→ YOUR OBJECTIVE
Once the data has been read, print it back in full, exactly.

Element data from apps and pages
======

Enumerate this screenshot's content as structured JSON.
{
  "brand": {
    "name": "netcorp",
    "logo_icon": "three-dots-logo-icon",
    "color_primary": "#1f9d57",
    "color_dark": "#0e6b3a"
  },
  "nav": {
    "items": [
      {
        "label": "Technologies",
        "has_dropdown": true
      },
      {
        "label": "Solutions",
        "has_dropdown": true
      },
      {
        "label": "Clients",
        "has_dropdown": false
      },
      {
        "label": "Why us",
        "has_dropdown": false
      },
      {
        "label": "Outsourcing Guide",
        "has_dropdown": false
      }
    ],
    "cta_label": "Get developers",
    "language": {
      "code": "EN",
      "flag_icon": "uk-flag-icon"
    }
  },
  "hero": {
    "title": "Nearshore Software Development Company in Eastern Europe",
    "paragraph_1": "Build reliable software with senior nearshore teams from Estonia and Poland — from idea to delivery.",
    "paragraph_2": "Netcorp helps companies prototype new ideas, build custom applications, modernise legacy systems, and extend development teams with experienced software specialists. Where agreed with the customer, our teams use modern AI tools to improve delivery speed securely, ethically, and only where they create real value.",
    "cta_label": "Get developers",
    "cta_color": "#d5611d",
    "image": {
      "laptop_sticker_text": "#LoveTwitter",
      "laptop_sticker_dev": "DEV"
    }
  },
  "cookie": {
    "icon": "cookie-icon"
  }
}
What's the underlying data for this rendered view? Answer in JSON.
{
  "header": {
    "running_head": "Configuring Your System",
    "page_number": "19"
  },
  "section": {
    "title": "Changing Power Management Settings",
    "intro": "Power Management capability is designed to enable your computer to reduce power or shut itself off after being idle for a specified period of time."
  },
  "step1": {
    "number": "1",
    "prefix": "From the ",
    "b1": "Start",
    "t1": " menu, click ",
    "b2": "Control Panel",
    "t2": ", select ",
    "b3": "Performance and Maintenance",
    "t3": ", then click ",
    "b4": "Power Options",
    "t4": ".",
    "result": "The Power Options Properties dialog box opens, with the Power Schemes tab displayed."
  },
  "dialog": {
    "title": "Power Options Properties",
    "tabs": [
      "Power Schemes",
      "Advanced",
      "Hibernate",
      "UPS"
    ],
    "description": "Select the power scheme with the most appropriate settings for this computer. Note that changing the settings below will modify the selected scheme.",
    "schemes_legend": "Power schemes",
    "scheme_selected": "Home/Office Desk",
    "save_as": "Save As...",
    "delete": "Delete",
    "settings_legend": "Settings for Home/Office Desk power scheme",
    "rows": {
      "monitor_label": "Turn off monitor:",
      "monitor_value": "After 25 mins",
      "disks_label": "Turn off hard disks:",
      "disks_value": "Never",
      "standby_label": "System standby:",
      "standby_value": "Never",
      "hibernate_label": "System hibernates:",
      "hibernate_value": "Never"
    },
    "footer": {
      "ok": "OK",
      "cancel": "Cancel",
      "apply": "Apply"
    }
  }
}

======

→ RESULT FOR THIS TASK
Enumerate this screenshot's content as structured JSON.
{
  "brand": {
    "name": "netcorp",
    "logo_icon": "three-dots-logo-icon",
    "color_primary": "#1f9d57",
    "color_dark": "#0e6b3a"
  },
  "nav": {
    "items": [
      {
        "label": "Technologies",
        "has_dropdown": true
      },
      {
        "label": "Solutions",
        "has_dropdown": true
      },
      {
        "label": "Clients",
        "has_dropdown": false
      },
      {
        "label": "Why us",
        "has_dropdown": false
      },
      {
        "label": "Outsourcing Guide",
        "has_dropdown": false
      }
    ],
    "cta_label": "Get developers",
    "language": {
      "code": "EN",
      "flag_icon": "uk-flag-icon"
    }
  },
  "hero": {
    "title": "Nearshore Software Development Company in Eastern Europe",
    "paragraph_1": "Build reliable software with senior nearshore teams from Estonia and Poland — from idea to delivery.",
    "paragraph_2": "Netcorp helps companies prototype new ideas, build custom applications, modernise legacy systems, and extend development teams with experienced software specialists. Where agreed with the customer, our teams use modern AI tools to improve delivery speed securely, ethically, and only where they create real value.",
    "cta_label": "Get developers",
    "cta_color": "#d5611d",
    "image": {
      "laptop_sticker_text": "#LoveTwitter",
      "laptop_sticker_dev": "DEV"
    }
  },
  "cookie": {
    "icon": "cookie-icon"
  }
}
What's the underlying data for this rendered view? Answer in JSON.
{
  "header": {
    "running_head": "Configuring Your System",
    "page_number": "19"
  },
  "section": {
    "title": "Changing Power Management Settings",
    "intro": "Power Management capability is designed to enable your computer to reduce power or shut itself off after being idle for a specified period of time."
  },
  "step1": {
    "number": "1",
    "prefix": "From the ",
    "b1": "Start",
    "t1": " menu, click ",
    "b2": "Control Panel",
    "t2": ", select ",
    "b3": "Performance and Maintenance",
    "t3": ", then click ",
    "b4": "Power Options",
    "t4": ".",
    "result": "The Power Options Properties dialog box opens, with the Power Schemes tab displayed."
  },
  "dialog": {
    "title": "Power Options Properties",
    "tabs": [
      "Power Schemes",
      "Advanced",
      "Hibernate",
      "UPS"
    ],
    "description": "Select the power scheme with the most appropriate settings for this computer. Note that changing the settings below will modify the selected scheme.",
    "schemes_legend": "Power schemes",
    "scheme_selected": "Home/Office Desk",
    "save_as": "Save As...",
    "delete": "Delete",
    "settings_legend": "Settings for Home/Office Desk power scheme",
    "rows": {
      "monitor_label": "Turn off monitor:",
      "monitor_value": "After 25 mins",
      "disks_label": "Turn off hard disks:",
      "disks_value": "Never",
      "standby_label": "System standby:",
      "standby_value": "Never",
      "hibernate_label": "System hibernates:",
      "hibernate_value": "Never"
    },
    "footer": {
      "ok": "OK",
      "cancel": "Cancel",
      "apply": "Apply"
    }
  }
}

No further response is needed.